Tamrac. The names of their newer lines, called Expedition, Evolution and Velocity, create an image of adventure photography. Started in 1977 when I personally started to get serious about photography, Tamrac is known for several very innovative design concepts. Their original line was dedicated to outdoor photography enthusiasts.
Tenba. Tenba started about the same time as Tamrac and has 5 lines of bags and backpacks; Discovery, Messenger, Roadie, Shootout, and Vector. All three of these camera backpack makers have solid reputations for their camera equipment bags.
ThinkTank Photo is a camera bag manufacturer run by photographers.
They are not a well-known mass production company like the ones listed below, but I included them for a good reason. Prefessional photographers know them well.

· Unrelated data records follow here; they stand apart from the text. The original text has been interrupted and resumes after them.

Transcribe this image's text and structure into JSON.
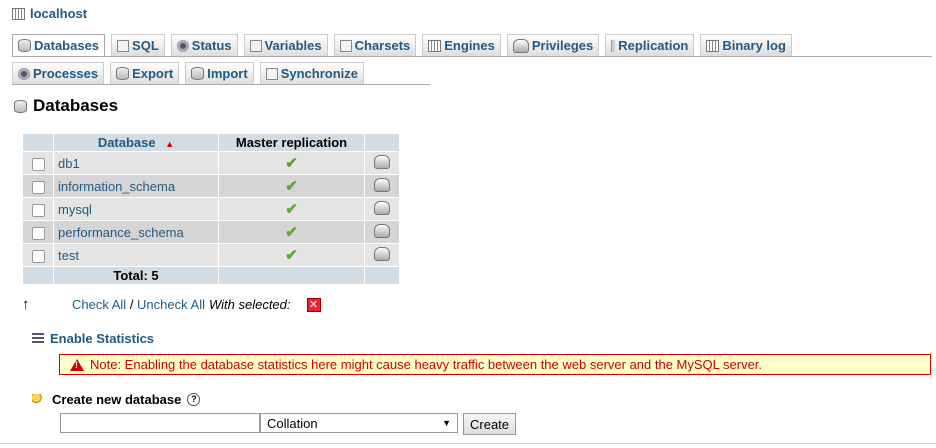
{
  "server": {
    "label": "localhost"
  },
  "tabs_row1": [
    {
      "label": "Databases",
      "icon": "databases-icon"
    },
    {
      "label": "SQL",
      "icon": "sql-icon"
    },
    {
      "label": "Status",
      "icon": "status-icon"
    },
    {
      "label": "Variables",
      "icon": "variables-icon"
    },
    {
      "label": "Charsets",
      "icon": "charsets-icon"
    },
    {
      "label": "Engines",
      "icon": "engines-icon"
    },
    {
      "label": "Privileges",
      "icon": "privileges-icon"
    },
    {
      "label": "Replication",
      "icon": "replication-icon"
    },
    {
      "label": "Binary log",
      "icon": "binary-log-icon"
    }
  ],
  "tabs_row2": [
    {
      "label": "Processes",
      "icon": "processes-icon"
    },
    {
      "label": "Export",
      "icon": "export-icon"
    },
    {
      "label": "Import",
      "icon": "import-icon"
    },
    {
      "label": "Synchronize",
      "icon": "synchronize-icon"
    }
  ],
  "page_title": "Databases",
  "table": {
    "col_database": "Database",
    "sort_indicator": "▲",
    "col_master_replication": "Master replication",
    "rows": [
      {
        "name": "db1"
      },
      {
        "name": "information_schema"
      },
      {
        "name": "mysql"
      },
      {
        "name": "performance_schema"
      },
      {
        "name": "test"
      }
    ],
    "total_label": "Total: 5"
  },
  "bulk": {
    "check_all": "Check All",
    "separator": " / ",
    "uncheck_all": "Uncheck All",
    "with_selected": "With selected:"
  },
  "stats": {
    "enable_label": "Enable Statistics",
    "note": "Note: Enabling the database statistics here might cause heavy traffic between the web server and the MySQL server."
  },
  "create_db": {
    "title": "Create new database",
    "name_value": "",
    "collation_selected": "Collation",
    "create_button": "Create"
  },
  "colors": {
    "link": "#235a81",
    "header_bg": "#d3dce3",
    "notice_border": "#cc0000",
    "check_green": "#5aa82c"
  }
}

Their bag designs often look simple, but a lot of sophisticated and practical features have been incorporated into them. I invested a lot in one of their camera travel bags.As a reader of this Digital Photography Tipswebsite you can receive a special gift for any order over $50 with ThinkTank. It's a good deal for you. The consumer reviews of their products are very high. Here is the link to their web site: ThinkTankPhoto
It's not a camera backpack, but here is my review of the travel camera bag I bought: Think Tank Airport Airstream Roller Bag.
A true sling backpack only has one shoulder strap and is an interesting alternative. These bags make it very easy to pick up your camera bag quickly as well as access your equipment quickly.
Modern design sling bags let you swing the bag around without removing the shoulder strap and accessing your gear. Here is a video showing off the Tenba Sling Backpack.
Shoulder Bags are the most common carrier for cameras and accessories and have been around the longest. We live in a society of specialization and bags designed to carry our cameras and photography accessories.
During my early years of photography, shoulder bags were the only thing available means of carrying a camera with accessories. I still own 2 shoulder bags and still use them both.
Waist Packs. I sometimes use a small waist pack with is great for day hikes. It does have limited storage and only fits one full-sized DSLR with a 24-105mm all-purpose lens. I can carry an extra battery, memory cards and a polarizing filter, but that's about it.
The biggest advantages of waist level camera bags are super quick access to my camera and very light size and weight. The top shelf backpacks for cameras cost a bit more than the poorly designed ones as is true with most things; you get what you pay for.
You can read about and search for the best camera backpacks reviews here on Amazon.
Amazon has a great return policy, but even if you don't buy a backpack there, it is great resource for finding out the issues that other photographers are having with their camera backpacks.
That's my camera backpack buying advice. Have a blast.
Keep shooting, keep learning, keep improving.
ABOUT BRUCE LOVELACE
Bruce is the publisher of this website. He is the author of the book "Improve Your Photography Instantly." Read more on Bruce on his Bio Page. He's been known as The Traveling Photographer ever since 1994. Or read more about this website.
View some of Bruce's photos on Instagram. Visit the Facebook Page. Watch him on YouTube. Bruce runs photo workshops for kids and adults, and provides one-on-one photography coaching.
Here's another way to mindmap your camera bag buying.